                   create or verify
 -S, --source-id=value
                   [prepare-data] ID of the Google Sheet spreadsheet to pull
                   data from
 -t, --text        [sign, verify] perform newline canonicalization, under the
                   assumption that --data-file is text
 -V, --version     show version information and exit
 -x, --software=value
                   [apply] select which server software is in use:
                   mastodon-4.x, mastodon-3.x

Following the same setup as upstream used in their Debian package, we can manually copy files into place:

sudo mkdir -p /opt/rapidblock/share

sudo mkdir -p /opt/rapidblock/scripts

sudo mkdir -p /opt/rapidblock/bin

sudo cp dist/cron.crontab /etc/cron.d/rapidblock

sudo cp dist/cron.default /etc/default/rapidblock

sudo cp dist/cron.sh /opt/rapidblock/scripts/cron.sh

sudo cp dist/rapidblock_dot_org.pub /opt/rapidblock/share/rapidblock-dot-org.pub

sudo cp rapidblock /opt/rapidblock/bin/rapidblock

This has to be run as the postgres user.

sudo su - postgres

curl -o /tmp/blocklist.json https://rapidblock.org/blocklist.json

rapidblock                                                              \
        --software=mastodon-4.x                                         \
        --mode=apply                                                    \
        --data-file=/tmp/blocklist.json                                 \

Note the database name mastodon_production was default for Mastodon install, but you may have another name.

Running it may give output similar to this:

added 166 new block(s)

Perhaps also:

# Maybe for convenience ? XXX
sudo ln -s /opt/rapidblock/bin/rapidblock /usr/local/bin

# Need to find this file ? Not in repo. Downloaded?
#sudo cp XXX opt/rapidblock/share/rapidblock.intoto.jsonl

I tried this to get an initial blocklist imported. The import appeared to work, and I can see it in the logs, but I don't see the actual list of blocked domains in the admin interface.

To get it working with cron, this file will likely need to be edited:

sudo $EDITOR /etc/default/rapidblock

Then change this line:

  "mastodon-4.x|postgresql:///mastodon?host=/run/postgresql&port=5433" \

To something like this:

  "mastodon-4.x|postgresql:///mastodon_production" \

Issues with Rapidblock:

  • Uses proprietary github.
  • Uses proprietary google sheets.
  • Uses proprietary groups.io.


Oliphant also has a block list. Overview:

Raw block list:

Another nice resource from Oliphant:

More Block Tools

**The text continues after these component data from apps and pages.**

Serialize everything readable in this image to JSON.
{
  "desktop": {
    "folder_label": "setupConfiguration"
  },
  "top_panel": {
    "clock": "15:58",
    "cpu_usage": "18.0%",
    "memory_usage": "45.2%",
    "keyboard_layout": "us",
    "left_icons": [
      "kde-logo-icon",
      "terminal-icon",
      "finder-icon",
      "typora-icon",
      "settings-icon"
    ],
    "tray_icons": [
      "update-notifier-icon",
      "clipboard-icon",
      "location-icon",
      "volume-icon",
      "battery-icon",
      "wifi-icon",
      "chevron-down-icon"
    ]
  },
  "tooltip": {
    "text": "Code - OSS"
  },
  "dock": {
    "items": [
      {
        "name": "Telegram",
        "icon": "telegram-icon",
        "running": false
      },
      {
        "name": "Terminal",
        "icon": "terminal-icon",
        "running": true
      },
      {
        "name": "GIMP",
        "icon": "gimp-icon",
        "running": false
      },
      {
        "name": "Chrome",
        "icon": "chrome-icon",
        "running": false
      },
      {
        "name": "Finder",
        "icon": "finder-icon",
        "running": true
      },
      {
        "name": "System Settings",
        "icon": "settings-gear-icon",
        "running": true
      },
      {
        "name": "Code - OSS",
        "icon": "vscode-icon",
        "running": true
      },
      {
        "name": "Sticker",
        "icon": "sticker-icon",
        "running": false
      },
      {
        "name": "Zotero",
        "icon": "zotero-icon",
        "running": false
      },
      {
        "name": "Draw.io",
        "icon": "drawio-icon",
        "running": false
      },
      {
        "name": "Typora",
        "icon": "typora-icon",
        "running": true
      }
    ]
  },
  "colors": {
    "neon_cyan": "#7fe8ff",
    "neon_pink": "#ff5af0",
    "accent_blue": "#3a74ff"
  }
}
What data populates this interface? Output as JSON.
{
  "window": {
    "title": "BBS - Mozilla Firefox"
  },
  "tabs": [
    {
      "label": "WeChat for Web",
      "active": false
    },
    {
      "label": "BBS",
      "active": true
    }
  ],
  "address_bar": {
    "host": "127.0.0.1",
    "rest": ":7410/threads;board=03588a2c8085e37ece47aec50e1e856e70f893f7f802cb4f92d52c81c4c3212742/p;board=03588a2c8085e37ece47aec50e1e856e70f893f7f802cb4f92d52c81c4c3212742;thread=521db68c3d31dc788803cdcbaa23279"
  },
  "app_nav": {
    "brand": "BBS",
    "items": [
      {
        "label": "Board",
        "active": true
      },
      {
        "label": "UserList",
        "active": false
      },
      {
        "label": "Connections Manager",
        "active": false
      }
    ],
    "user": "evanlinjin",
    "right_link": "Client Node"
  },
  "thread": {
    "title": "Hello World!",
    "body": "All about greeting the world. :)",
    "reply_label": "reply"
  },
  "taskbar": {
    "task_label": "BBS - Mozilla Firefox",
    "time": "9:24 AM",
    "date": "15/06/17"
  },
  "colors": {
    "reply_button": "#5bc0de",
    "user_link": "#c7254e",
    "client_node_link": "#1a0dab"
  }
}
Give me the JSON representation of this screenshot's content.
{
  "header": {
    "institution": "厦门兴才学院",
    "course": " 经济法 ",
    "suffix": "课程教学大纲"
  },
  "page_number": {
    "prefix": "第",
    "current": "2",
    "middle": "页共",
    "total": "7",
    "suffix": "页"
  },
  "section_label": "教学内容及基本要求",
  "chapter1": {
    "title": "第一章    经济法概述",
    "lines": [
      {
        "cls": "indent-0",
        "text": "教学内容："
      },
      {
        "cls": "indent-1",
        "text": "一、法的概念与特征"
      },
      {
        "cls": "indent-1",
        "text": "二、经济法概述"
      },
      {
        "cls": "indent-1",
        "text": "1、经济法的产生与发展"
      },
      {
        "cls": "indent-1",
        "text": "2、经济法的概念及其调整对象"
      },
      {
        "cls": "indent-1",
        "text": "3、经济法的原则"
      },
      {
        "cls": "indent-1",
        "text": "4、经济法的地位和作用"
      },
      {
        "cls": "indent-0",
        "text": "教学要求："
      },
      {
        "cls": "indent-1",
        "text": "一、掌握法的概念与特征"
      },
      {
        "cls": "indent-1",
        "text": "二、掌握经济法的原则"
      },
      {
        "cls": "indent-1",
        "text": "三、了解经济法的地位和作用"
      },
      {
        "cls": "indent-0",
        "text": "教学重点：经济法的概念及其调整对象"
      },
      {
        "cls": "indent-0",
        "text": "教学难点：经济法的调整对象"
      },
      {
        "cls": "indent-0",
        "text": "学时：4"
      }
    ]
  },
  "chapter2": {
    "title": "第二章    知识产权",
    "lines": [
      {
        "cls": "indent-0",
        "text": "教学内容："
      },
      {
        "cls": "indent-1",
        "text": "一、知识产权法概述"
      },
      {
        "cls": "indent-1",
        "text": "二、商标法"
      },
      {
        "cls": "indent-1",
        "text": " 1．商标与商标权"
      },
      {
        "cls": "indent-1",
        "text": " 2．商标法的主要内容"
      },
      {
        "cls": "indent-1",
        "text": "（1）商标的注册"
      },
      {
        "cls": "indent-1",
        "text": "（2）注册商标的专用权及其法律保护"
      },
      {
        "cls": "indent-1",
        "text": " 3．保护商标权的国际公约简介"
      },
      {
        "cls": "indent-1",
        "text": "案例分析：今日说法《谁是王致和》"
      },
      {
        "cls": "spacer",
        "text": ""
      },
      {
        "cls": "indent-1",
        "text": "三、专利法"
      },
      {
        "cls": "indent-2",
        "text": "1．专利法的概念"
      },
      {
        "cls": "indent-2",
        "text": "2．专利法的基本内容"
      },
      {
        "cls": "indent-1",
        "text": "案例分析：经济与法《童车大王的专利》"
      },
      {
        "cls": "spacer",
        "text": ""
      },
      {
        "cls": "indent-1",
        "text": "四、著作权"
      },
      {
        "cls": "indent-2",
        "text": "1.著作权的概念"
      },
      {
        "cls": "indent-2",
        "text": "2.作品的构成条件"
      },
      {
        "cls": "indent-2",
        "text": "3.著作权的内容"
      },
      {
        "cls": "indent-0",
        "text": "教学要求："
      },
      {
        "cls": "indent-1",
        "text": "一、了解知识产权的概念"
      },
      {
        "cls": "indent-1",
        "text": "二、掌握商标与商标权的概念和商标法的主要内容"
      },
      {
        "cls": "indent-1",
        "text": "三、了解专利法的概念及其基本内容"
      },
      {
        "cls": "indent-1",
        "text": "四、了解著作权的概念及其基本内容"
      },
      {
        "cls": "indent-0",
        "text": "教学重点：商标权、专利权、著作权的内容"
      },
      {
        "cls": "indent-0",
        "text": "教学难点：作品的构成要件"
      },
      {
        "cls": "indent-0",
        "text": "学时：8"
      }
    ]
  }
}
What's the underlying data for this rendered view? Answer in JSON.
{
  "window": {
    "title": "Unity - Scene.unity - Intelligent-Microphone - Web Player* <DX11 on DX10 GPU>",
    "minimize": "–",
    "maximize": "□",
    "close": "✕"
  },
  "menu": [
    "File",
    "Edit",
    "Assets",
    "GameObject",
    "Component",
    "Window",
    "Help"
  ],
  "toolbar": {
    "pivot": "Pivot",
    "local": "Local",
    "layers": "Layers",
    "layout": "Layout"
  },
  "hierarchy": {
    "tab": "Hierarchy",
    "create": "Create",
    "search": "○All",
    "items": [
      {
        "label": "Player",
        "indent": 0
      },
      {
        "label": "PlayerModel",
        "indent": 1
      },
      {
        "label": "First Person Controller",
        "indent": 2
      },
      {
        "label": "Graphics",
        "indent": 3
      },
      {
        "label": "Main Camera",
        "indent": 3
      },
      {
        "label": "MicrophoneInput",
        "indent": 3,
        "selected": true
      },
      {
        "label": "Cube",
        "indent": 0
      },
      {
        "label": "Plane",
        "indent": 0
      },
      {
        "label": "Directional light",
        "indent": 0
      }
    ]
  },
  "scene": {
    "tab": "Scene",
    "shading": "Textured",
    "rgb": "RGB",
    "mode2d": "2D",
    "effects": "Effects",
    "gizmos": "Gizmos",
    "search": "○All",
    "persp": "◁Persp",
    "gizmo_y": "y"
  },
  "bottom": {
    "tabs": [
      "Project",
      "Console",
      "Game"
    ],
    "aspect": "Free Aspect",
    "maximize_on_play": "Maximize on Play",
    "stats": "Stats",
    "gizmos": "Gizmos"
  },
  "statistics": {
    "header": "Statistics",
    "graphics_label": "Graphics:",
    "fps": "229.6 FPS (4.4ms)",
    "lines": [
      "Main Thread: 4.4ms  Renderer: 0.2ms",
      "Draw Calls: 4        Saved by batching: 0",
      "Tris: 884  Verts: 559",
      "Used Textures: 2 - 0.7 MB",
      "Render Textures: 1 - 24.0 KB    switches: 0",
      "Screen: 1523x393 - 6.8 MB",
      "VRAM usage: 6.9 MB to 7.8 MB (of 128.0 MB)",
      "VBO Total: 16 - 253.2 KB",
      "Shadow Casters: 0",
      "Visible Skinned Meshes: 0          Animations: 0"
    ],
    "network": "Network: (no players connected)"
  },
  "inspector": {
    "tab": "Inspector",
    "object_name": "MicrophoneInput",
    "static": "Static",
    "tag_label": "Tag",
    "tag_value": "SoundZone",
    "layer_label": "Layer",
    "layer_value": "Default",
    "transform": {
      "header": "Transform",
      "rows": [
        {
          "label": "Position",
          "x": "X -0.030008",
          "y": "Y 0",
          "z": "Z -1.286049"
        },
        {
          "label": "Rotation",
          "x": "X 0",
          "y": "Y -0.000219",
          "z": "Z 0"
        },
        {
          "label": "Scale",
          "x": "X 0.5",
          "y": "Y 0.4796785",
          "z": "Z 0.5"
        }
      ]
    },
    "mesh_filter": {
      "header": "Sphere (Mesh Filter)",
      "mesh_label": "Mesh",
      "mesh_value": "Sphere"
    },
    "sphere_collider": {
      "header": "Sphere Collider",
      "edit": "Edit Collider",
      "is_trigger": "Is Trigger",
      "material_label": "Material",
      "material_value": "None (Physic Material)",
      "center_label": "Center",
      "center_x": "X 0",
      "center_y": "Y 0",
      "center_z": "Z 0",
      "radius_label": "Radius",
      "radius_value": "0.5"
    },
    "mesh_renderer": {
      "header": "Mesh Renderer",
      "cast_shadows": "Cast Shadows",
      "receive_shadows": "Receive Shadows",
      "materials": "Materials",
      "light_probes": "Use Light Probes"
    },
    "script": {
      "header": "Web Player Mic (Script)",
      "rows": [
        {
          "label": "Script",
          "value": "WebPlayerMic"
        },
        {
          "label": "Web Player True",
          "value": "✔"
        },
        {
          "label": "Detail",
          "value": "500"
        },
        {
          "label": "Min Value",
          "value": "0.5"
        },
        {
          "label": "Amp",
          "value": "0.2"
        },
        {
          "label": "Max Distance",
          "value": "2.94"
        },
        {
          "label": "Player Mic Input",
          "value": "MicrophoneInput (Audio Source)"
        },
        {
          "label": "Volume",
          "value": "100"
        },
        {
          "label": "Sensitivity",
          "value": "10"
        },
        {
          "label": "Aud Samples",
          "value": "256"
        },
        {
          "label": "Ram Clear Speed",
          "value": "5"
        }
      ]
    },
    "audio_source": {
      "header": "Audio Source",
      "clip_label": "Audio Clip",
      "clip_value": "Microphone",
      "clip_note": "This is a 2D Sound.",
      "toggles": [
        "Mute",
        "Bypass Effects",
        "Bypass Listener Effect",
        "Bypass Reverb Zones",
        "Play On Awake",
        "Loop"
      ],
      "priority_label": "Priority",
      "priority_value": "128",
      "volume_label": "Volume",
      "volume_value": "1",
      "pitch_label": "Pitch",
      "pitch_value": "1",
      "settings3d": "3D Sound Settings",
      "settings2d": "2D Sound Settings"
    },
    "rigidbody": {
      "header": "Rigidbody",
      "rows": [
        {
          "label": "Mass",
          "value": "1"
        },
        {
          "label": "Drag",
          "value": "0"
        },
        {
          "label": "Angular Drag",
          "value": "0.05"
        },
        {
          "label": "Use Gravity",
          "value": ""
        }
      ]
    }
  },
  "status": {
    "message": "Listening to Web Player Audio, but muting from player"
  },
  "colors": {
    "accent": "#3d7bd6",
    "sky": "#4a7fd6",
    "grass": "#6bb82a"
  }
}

Unofficial project, not part of official Mastodon software or website. Upstream sources under their respective copyrights.

License: CC By SA 4.0 International and/or GPLv3+ at your discretion.

Copyright © 2023, Jeff Moe.